-- INFORMATION follows --

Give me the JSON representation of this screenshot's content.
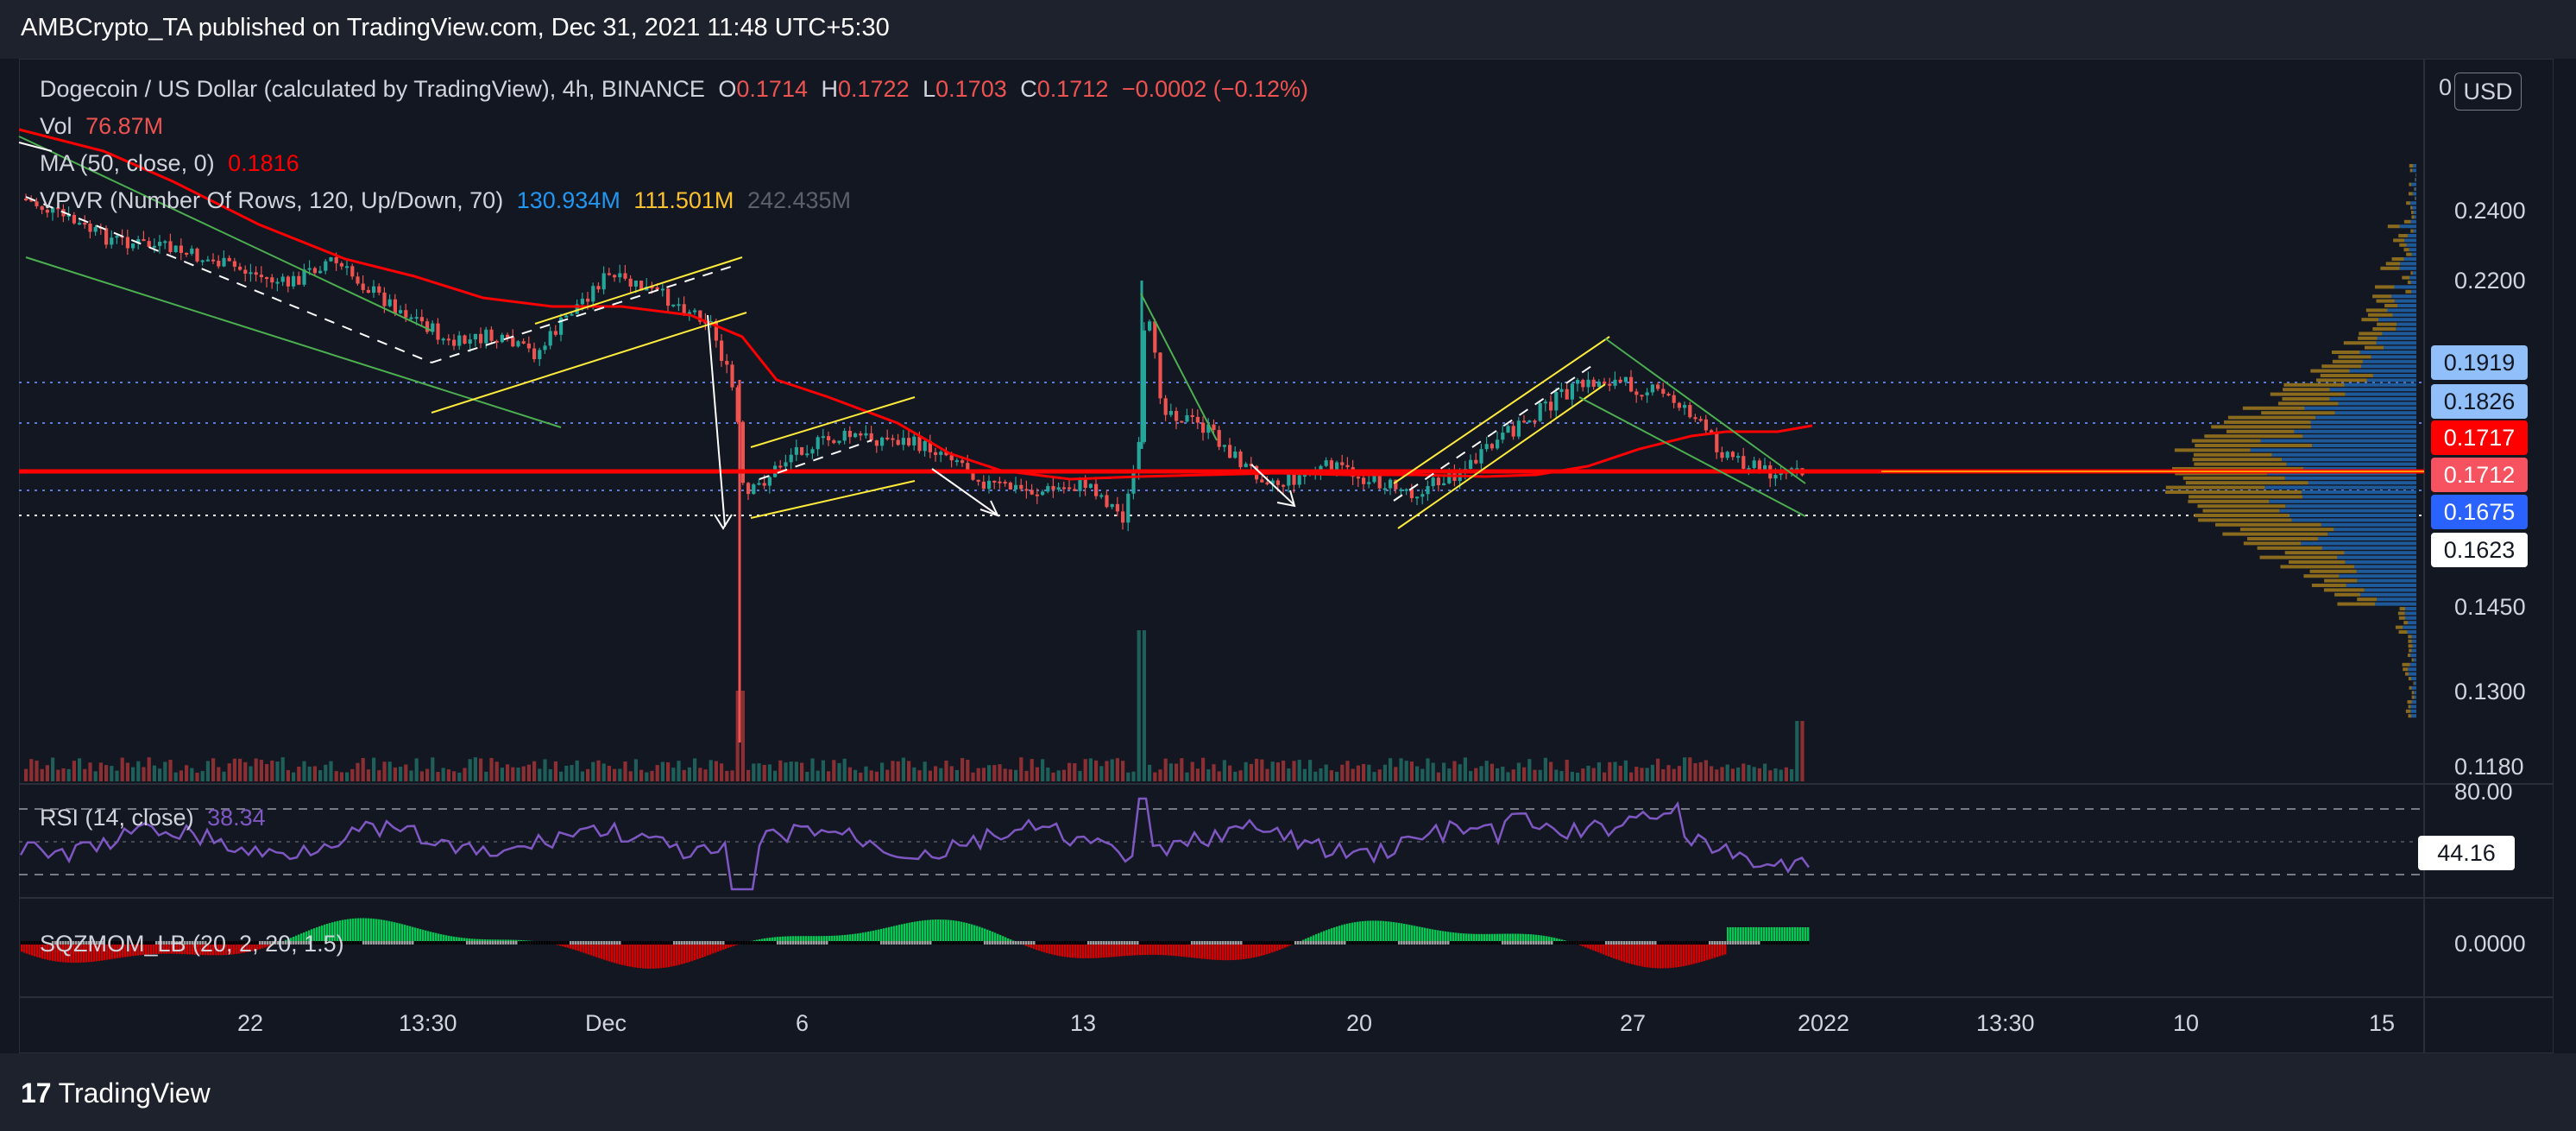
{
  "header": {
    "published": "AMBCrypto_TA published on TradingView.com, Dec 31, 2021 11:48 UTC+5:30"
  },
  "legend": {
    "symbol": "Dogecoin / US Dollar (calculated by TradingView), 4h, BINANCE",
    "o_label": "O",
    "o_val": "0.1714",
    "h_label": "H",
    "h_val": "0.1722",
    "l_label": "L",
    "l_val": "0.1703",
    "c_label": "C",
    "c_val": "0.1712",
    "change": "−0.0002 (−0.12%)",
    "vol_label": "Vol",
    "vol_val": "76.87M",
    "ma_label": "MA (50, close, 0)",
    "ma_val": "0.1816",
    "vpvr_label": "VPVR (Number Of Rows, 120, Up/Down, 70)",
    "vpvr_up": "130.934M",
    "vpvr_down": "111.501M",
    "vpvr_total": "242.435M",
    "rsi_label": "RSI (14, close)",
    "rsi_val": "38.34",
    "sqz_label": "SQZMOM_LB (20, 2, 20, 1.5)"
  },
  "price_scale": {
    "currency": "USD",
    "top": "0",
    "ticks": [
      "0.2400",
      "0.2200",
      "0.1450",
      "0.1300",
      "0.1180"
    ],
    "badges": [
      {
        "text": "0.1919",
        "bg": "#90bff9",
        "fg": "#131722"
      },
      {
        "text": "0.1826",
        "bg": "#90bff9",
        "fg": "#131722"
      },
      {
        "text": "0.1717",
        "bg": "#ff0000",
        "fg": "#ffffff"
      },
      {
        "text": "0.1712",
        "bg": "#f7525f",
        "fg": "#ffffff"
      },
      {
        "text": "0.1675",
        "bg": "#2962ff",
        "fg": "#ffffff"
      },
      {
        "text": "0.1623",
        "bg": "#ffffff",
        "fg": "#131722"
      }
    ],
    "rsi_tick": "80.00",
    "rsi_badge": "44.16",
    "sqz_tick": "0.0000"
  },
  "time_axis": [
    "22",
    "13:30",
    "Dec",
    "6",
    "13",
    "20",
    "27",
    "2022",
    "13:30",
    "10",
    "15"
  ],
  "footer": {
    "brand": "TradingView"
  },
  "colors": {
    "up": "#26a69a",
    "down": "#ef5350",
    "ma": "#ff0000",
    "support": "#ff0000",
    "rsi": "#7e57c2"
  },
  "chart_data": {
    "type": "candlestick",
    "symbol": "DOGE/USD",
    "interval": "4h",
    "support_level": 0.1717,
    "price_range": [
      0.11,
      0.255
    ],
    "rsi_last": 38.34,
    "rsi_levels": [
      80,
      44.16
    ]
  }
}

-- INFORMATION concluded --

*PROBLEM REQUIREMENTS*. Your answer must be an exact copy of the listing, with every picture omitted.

*FINISHED TASK*.
Give me the JSON representation of this screenshot's content.
{
  "header": {
    "published": "AMBCrypto_TA published on TradingView.com, Dec 31, 2021 11:48 UTC+5:30"
  },
  "legend": {
    "symbol": "Dogecoin / US Dollar (calculated by TradingView), 4h, BINANCE",
    "o_label": "O",
    "o_val": "0.1714",
    "h_label": "H",
    "h_val": "0.1722",
    "l_label": "L",
    "l_val": "0.1703",
    "c_label": "C",
    "c_val": "0.1712",
    "change": "−0.0002 (−0.12%)",
    "vol_label": "Vol",
    "vol_val": "76.87M",
    "ma_label": "MA (50, close, 0)",
    "ma_val": "0.1816",
    "vpvr_label": "VPVR (Number Of Rows, 120, Up/Down, 70)",
    "vpvr_up": "130.934M",
    "vpvr_down": "111.501M",
    "vpvr_total": "242.435M",
    "rsi_label": "RSI (14, close)",
    "rsi_val": "38.34",
    "sqz_label": "SQZMOM_LB (20, 2, 20, 1.5)"
  },
  "price_scale": {
    "currency": "USD",
    "top": "0",
    "ticks": [
      "0.2400",
      "0.2200",
      "0.1450",
      "0.1300",
      "0.1180"
    ],
    "badges": [
      {
        "text": "0.1919",
        "bg": "#90bff9",
        "fg": "#131722"
      },
      {
        "text": "0.1826",
        "bg": "#90bff9",
        "fg": "#131722"
      },
      {
        "text": "0.1717",
        "bg": "#ff0000",
        "fg": "#ffffff"
      },
      {
        "text": "0.1712",
        "bg": "#f7525f",
        "fg": "#ffffff"
      },
      {
        "text": "0.1675",
        "bg": "#2962ff",
        "fg": "#ffffff"
      },
      {
        "text": "0.1623",
        "bg": "#ffffff",
        "fg": "#131722"
      }
    ],
    "rsi_tick": "80.00",
    "rsi_badge": "44.16",
    "sqz_tick": "0.0000"
  },
  "time_axis": [
    "22",
    "13:30",
    "Dec",
    "6",
    "13",
    "20",
    "27",
    "2022",
    "13:30",
    "10",
    "15"
  ],
  "footer": {
    "brand": "TradingView"
  },
  "colors": {
    "up": "#26a69a",
    "down": "#ef5350",
    "ma": "#ff0000",
    "support": "#ff0000",
    "rsi": "#7e57c2"
  },
  "chart_data": {
    "type": "candlestick",
    "symbol": "DOGE/USD",
    "interval": "4h",
    "support_level": 0.1717,
    "price_range": [
      0.11,
      0.255
    ],
    "rsi_last": 38.34,
    "rsi_levels": [
      80,
      44.16
    ]
  }
}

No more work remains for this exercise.